The listing for FilterType is shown below:

   1: type FilterType
   2: {
   3:     id : Integer32 => AutoNumber();    
   4:     action: Text(20);
   5:     field: Text?;
   6:     operator : Text;
   7:     fieldvalue: Text;
   8:     priority: Text;
   9:     Destinations : {(DestinationType where value in DestinationList)*};
  10: } where identity(id);

Listing 5

The DestinationType entity is used to store a URL of an endpoint to send messages to. Each filter has one or more URLs that a message can be delivered to. The DestinationType entity has a unique id and a text field to store the URL. The Listing for DestinationType is shown below:

   1: type DestinationType 
   2: {
   3:     id : Integer32 => AutoNumber();
   4:     URL : Text;
   5: } where identity(id);

Listing 6

Note: The RouterManager grammar supports multiple operators, but the RouterManager runtime only supports the “=” operator. The other operators are left as an implementation exercise if the functionality is desired.

Type statements indicate what a model schema should look like but does not convey how it should be stored.

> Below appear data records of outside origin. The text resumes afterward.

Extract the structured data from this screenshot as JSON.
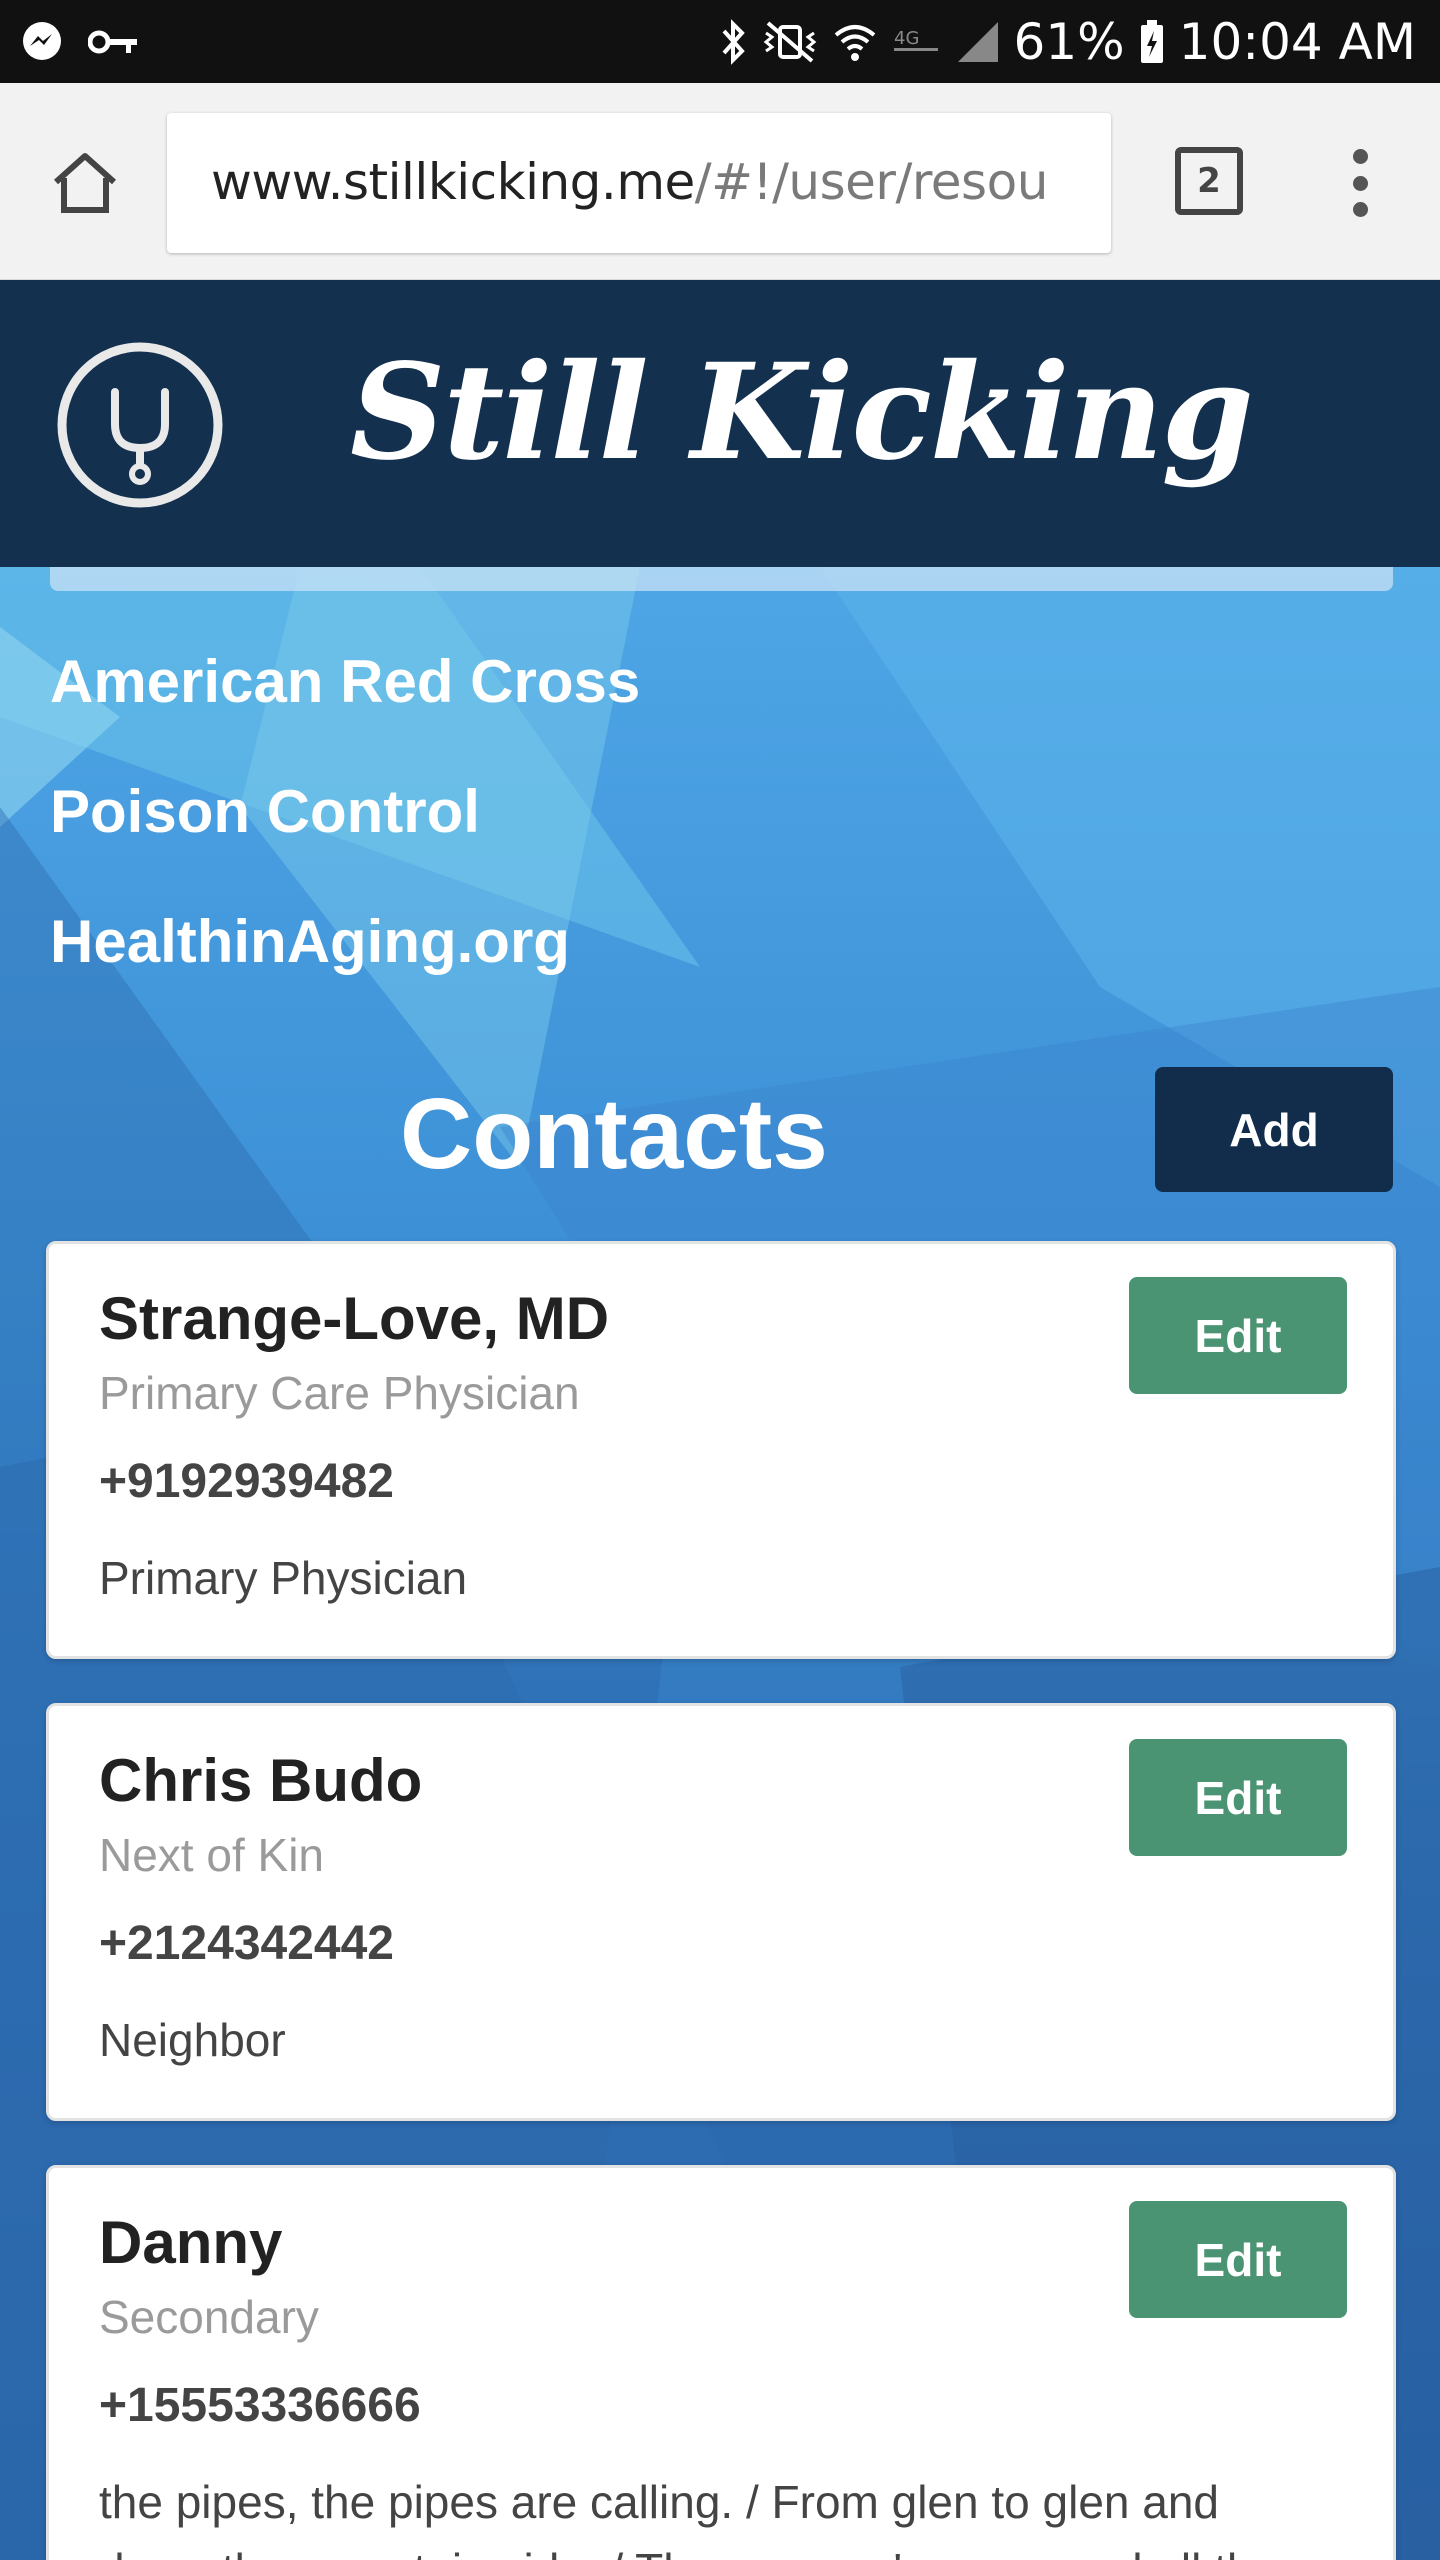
{
  "status_bar": {
    "icons": [
      "messenger-icon",
      "key-icon",
      "bluetooth-icon",
      "vibrate-icon",
      "wifi-icon",
      "lte-icon",
      "signal-icon",
      "battery-icon"
    ],
    "battery": "61%",
    "time": "10:04 AM"
  },
  "browser": {
    "url_domain": "www.stillkicking.me",
    "url_path": "/#!/user/resou",
    "tab_count": "2"
  },
  "site": {
    "brand": "Still Kicking",
    "logo_icon": "stethoscope-icon"
  },
  "resources": [
    {
      "label": "American Red Cross"
    },
    {
      "label": "Poison Control"
    },
    {
      "label": "HealthinAging.org"
    }
  ],
  "contacts": {
    "title": "Contacts",
    "add_label": "Add",
    "edit_label": "Edit",
    "items": [
      {
        "name": "Strange-Love, MD",
        "role": "Primary Care Physician",
        "phone": "+9192939482",
        "note": "Primary Physician"
      },
      {
        "name": "Chris Budo",
        "role": "Next of Kin",
        "phone": "+2124342442",
        "note": "Neighbor"
      },
      {
        "name": "Danny",
        "role": "Secondary",
        "phone": "+15553336666",
        "note": "the pipes, the pipes are calling. / From glen to glen and down the mountain side. / The summer's gone, and all the"
      }
    ]
  },
  "colors": {
    "header_bg": "#13304e",
    "add_button": "#112d4b",
    "edit_button": "#4a9473",
    "background_blue": "#3c8fd5"
  }
}
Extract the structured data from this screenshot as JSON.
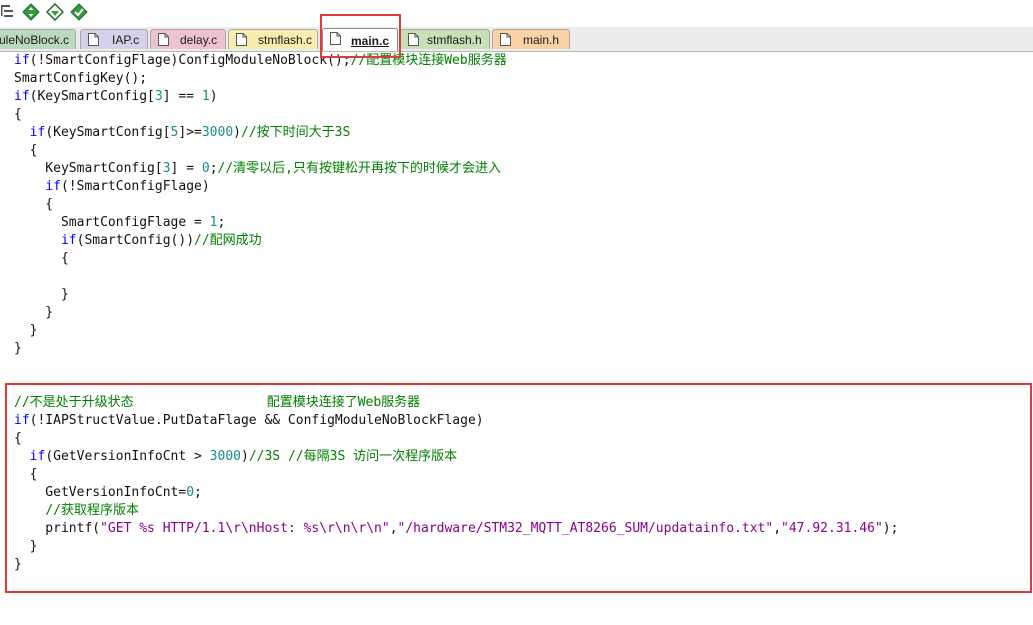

Extents are used to specify how the entities are stored. The RouterModel defines three extents one for each of the types. DestinationList holds zero or more DestinationTypes, denoted by using the * operator. FilterTypes holds FilterType entities and RouterRules hold RouterRule entities

The complete listing of the RouterModel.m file is show below:

   1: module Router{
   2:     type DestinationType 
   3:     {
   4:         id : Integer32 => AutoNumber();
   5:         URL : Text;
   6:     } where identity(id);
   8:     type FilterType
   9:     {
  10:         id : Integer32 => AutoNumber();    
  11:         action: Text(20);
  12:         field: Text?;
  13:         operator : Text;
  14:         fieldvalue: Text;
  15:         priority: Text;
  16:         Destinations : {(DestinationType where value in DestinationList)*};
  17:     } where identity(id);
  19:     type RouterRule
  20:     {
  21:         Filter : FilterType? where value in FilterTypes;
  22:         id : Integer32 => AutoNumber();    
  23:     } where identity(id);
  25:     DestinationList : {DestinationType*};
  26:     FilterTypes : {FilterType*};
  27:     RouterRules:{RouterRule*};
  28: }

Listing 4

Note: There is an easy way to see if your language output maps to your model. In “Intellipad” load up your “M” model definition and paste in some “M” instance data generated from the language input text (see Listing 3). “Intellipad” will show error where the instance data doesn’t match the model. You can then change the model to better match the instance data or figure out how to change your projections in the grammar to match the model. In the RouterManager sample, if you have run the redeploy_router.bat file successfully, you should see a file called Router.m that contains the sample configuration instance data. Copy one of the RouterRules entity data to the clipboard and then load the RouterModel.m file into “Intellipad”. Insert the copied RouterRules entity from the clipboard below the RouteRules extent definition. In the “Intellipad” “M Mode” menu, choose “T-SQL Preview”. It should show the T-SQL in a second window with no errors as the grammar output matches the model. Image 2 below is a screen shot of the RouterModel with a RouterRules entity data inserted in “Intellipad” (notice the RouterRules data highlighted at the bottom):


Image 2


As you can see, it is very easy to define domain-specific languages and data models using the SQL Server Modeling CTP. By combining the two, it gives you the foundation to make powerful model driven applications. Part III of the “Model Driven Content Based Routing using the SQL Server Modeling CTP” will cover the RouterManager runtime and how it uses the model and model data for message routing.

Skip to main content